By Perry Mason, Staff Writer
On the heels of a class-action lawsuit accusing L.A. Times owner Sam Zell of wrecking the newspaper, dissident Times writers are now suing 425,000 former subscribers for "failing to appreciate our bodacious journalism."
"By recklessly canceling their subscriptions, these morons have caused irreparable harm to the newspaper, breached their civic duty to stay fully informed, and missed some totally awesome articles by Pulitzer Prize-winning auto columnist Dan Neil, as well as money-saving Sunday coupons that could easily offset the subscription price," the lawsuit alleges.
Times employees contend they did everything possible to maintain a relationship with the former readers. "In January 2005, to cite just one example, we published a 2,600-word Home section cover story on decorating your house in the Viennese Secession style of Art Nouveau," the lawsuit said. "You can't get more in touch with average readers than that!"
Additional efforts to entice subscribers included frequent use of the word schadenfreude, a front-page redesign that made the paper look like a ransom note, and gutting the Sports section, according to the lawsuit.
The 425,000 ex-subscribers who were named as defendants declined to comment, saying they started to read the lawsuit this morning, but the opening argument took forever to get to the point, and when they saw the jump was 10,000 words, they put the case down and played online Sudoku instead.

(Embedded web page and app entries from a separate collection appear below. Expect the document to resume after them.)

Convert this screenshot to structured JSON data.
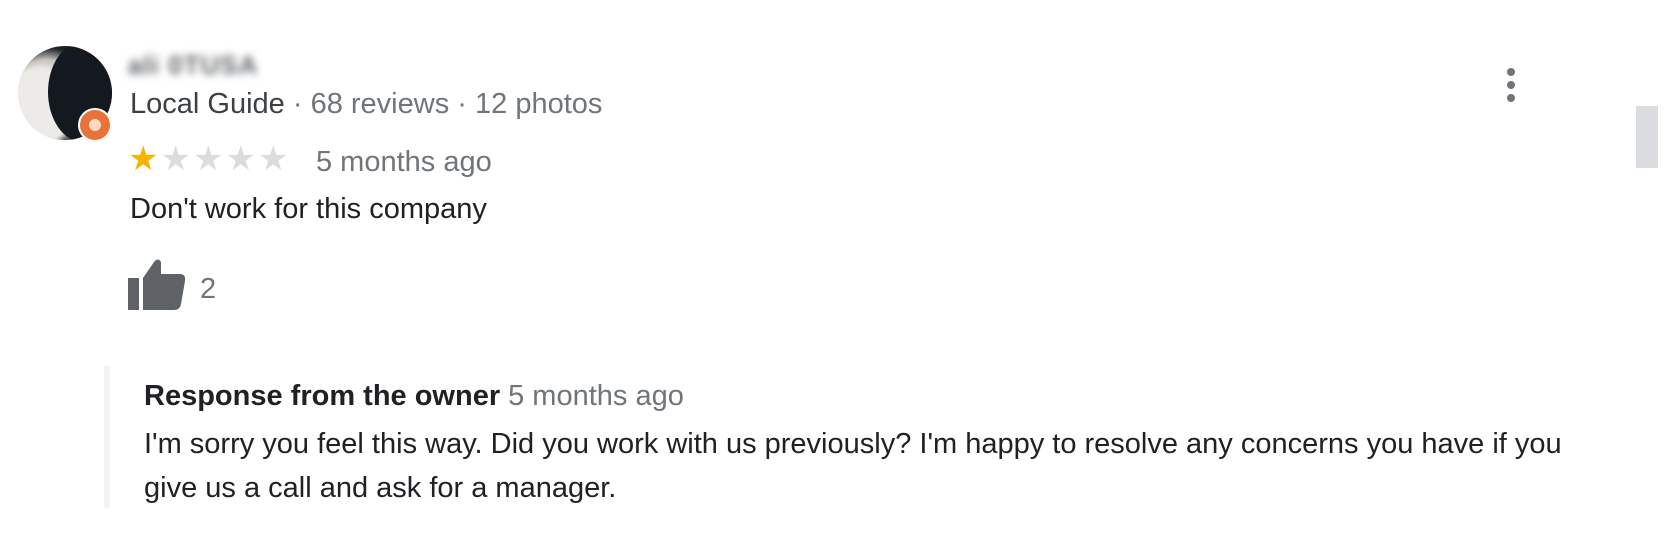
{
  "review": {
    "author_name": "ali 0TUSA",
    "local_guide_label": "Local Guide",
    "reviews_count": "68 reviews",
    "photos_count": "12 photos",
    "separator": "·",
    "rating": 1,
    "rating_max": 5,
    "time": "5 months ago",
    "text": "Don't work for this company",
    "likes": "2",
    "star_color": "#f4b400",
    "icons": {
      "like": "thumb-up-icon",
      "more": "more-vert-icon"
    }
  },
  "owner_response": {
    "label": "Response from the owner",
    "time": "5 months ago",
    "text": "I'm sorry you feel this way. Did you work with us previously? I'm happy to resolve any concerns you have if you give us a call and ask for a manager."
  }
}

The lawsuit seeks damages of $2.99 a week from each AWOL subscriber.